**Task item**
Return, from the data below, each line that contains the word "system".

**Input data**

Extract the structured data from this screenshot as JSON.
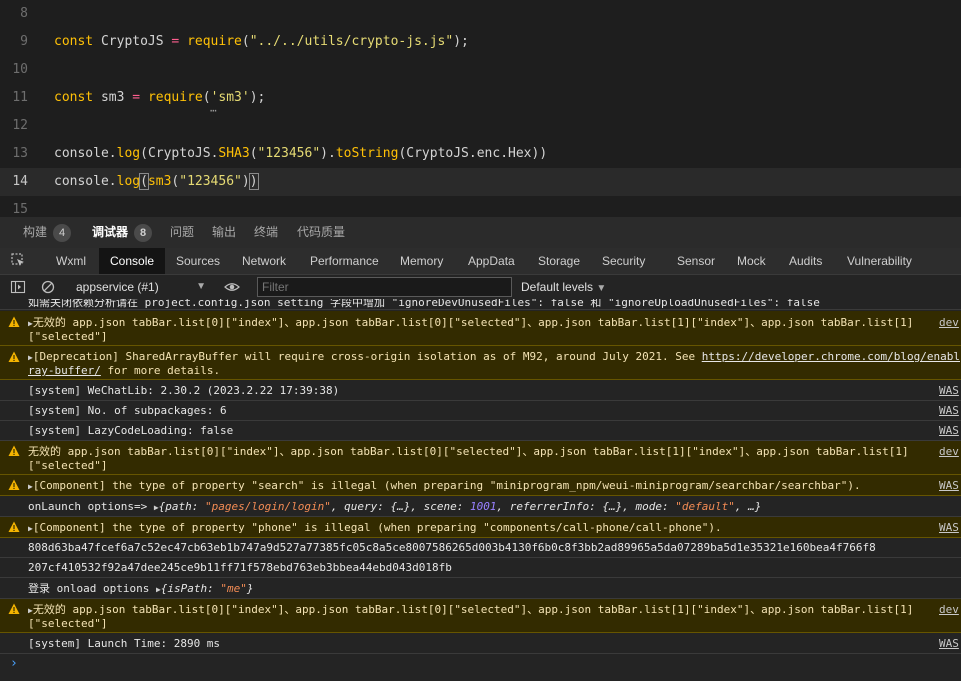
{
  "editor": {
    "lines": [
      {
        "num": "8",
        "code": ""
      },
      {
        "num": "9",
        "code": "const CryptoJS = require(\"../../utils/crypto-js.js\");"
      },
      {
        "num": "10",
        "code": ""
      },
      {
        "num": "11",
        "code": "const sm3 = require('sm3');"
      },
      {
        "num": "12",
        "code": ""
      },
      {
        "num": "13",
        "code": "console.log(CryptoJS.SHA3(\"123456\").toString(CryptoJS.enc.Hex))"
      },
      {
        "num": "14",
        "code": "console.log(sm3(\"123456\"))"
      },
      {
        "num": "15",
        "code": ""
      }
    ],
    "hover_dots": "⋯"
  },
  "panel_tabs": [
    {
      "label": "构建",
      "badge": "4"
    },
    {
      "label": "调试器",
      "badge": "8"
    },
    {
      "label": "问题",
      "badge": ""
    },
    {
      "label": "输出",
      "badge": ""
    },
    {
      "label": "终端",
      "badge": ""
    },
    {
      "label": "代码质量",
      "badge": ""
    }
  ],
  "devtools_tabs": [
    "Wxml",
    "Console",
    "Sources",
    "Network",
    "Performance",
    "Memory",
    "AppData",
    "Storage",
    "Security",
    "Sensor",
    "Mock",
    "Audits",
    "Vulnerability"
  ],
  "toolbar": {
    "context": "appservice (#1)",
    "filter_placeholder": "Filter",
    "levels": "Default levels"
  },
  "console": {
    "rows": [
      {
        "type": "info",
        "text": "如需关闭依赖分析请在 project.config.json setting 字段中增加 \"ignoreDevUnusedFiles\": false 和 \"ignoreUploadUnusedFiles\": false",
        "src": ""
      },
      {
        "type": "warn",
        "line1": "无效的 app.json tabBar.list[0][\"index\"]、app.json tabBar.list[0][\"selected\"]、app.json tabBar.list[1][\"index\"]、app.json tabBar.list[1]",
        "line2": "[\"selected\"]",
        "src": "dev"
      },
      {
        "type": "warn",
        "line1_prefix": "[Deprecation] SharedArrayBuffer will require cross-origin isolation as of M92, around July 2021. See ",
        "line1_link": "https://developer.chrome.com/blog/enabl",
        "line2_link": "ray-buffer/",
        "line2_suffix": " for more details.",
        "src": ""
      },
      {
        "type": "info",
        "text": "[system] WeChatLib: 2.30.2 (2023.2.22 17:39:38)",
        "src": "WAS"
      },
      {
        "type": "info",
        "text": "[system] No. of subpackages: 6",
        "src": "WAS"
      },
      {
        "type": "info",
        "text": "[system] LazyCodeLoading: false",
        "src": "WAS"
      },
      {
        "type": "warn",
        "line1": "无效的 app.json tabBar.list[0][\"index\"]、app.json tabBar.list[0][\"selected\"]、app.json tabBar.list[1][\"index\"]、app.json tabBar.list[1]",
        "line2": "[\"selected\"]",
        "src": "dev"
      },
      {
        "type": "warn",
        "text": "[Component] the type of property \"search\" is illegal (when preparing \"miniprogram_npm/weui-miniprogram/searchbar/searchbar\").",
        "src": "WAS"
      },
      {
        "type": "info",
        "text": "onLaunch options=> ",
        "obj": "{path: \"pages/login/login\", query: {…}, scene: 1001, referrerInfo: {…}, mode: \"default\", …}",
        "src": ""
      },
      {
        "type": "warn",
        "text": "[Component] the type of property \"phone\" is illegal (when preparing \"components/call-phone/call-phone\").",
        "src": "WAS"
      },
      {
        "type": "info",
        "text": "808d63ba47fcef6a7c52ec47cb63eb1b747a9d527a77385fc05c8a5ce8007586265d003b4130f6b0c8f3bb2ad89965a5da07289ba5d1e35321e160bea4f766f8",
        "src": ""
      },
      {
        "type": "info",
        "text": "207cf410532f92a47dee245ce9b11ff71f578ebd763eb3bbea44ebd043d018fb",
        "src": ""
      },
      {
        "type": "info",
        "text": "登录 onload options ",
        "obj": "{isPath: \"me\"}",
        "src": ""
      },
      {
        "type": "warn",
        "line1": "无效的 app.json tabBar.list[0][\"index\"]、app.json tabBar.list[0][\"selected\"]、app.json tabBar.list[1][\"index\"]、app.json tabBar.list[1]",
        "line2": "[\"selected\"]",
        "src": "dev"
      },
      {
        "type": "info",
        "text": "[system] Launch Time: 2890 ms",
        "src": "WAS"
      }
    ],
    "prompt": "›"
  },
  "colors": {
    "accent": "#ffc107",
    "warn_bg": "#332b00",
    "warn_text": "#f3e2b3",
    "string": "#e6db74"
  }
}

**Solution for this task**
        "text": "[system] WeChatLib: 2.30.2 (2023.2.22 17:39:38)",
        "text": "[system] No. of subpackages: 6",
        "text": "[system] LazyCodeLoading: false",
        "text": "[system] Launch Time: 2890 ms",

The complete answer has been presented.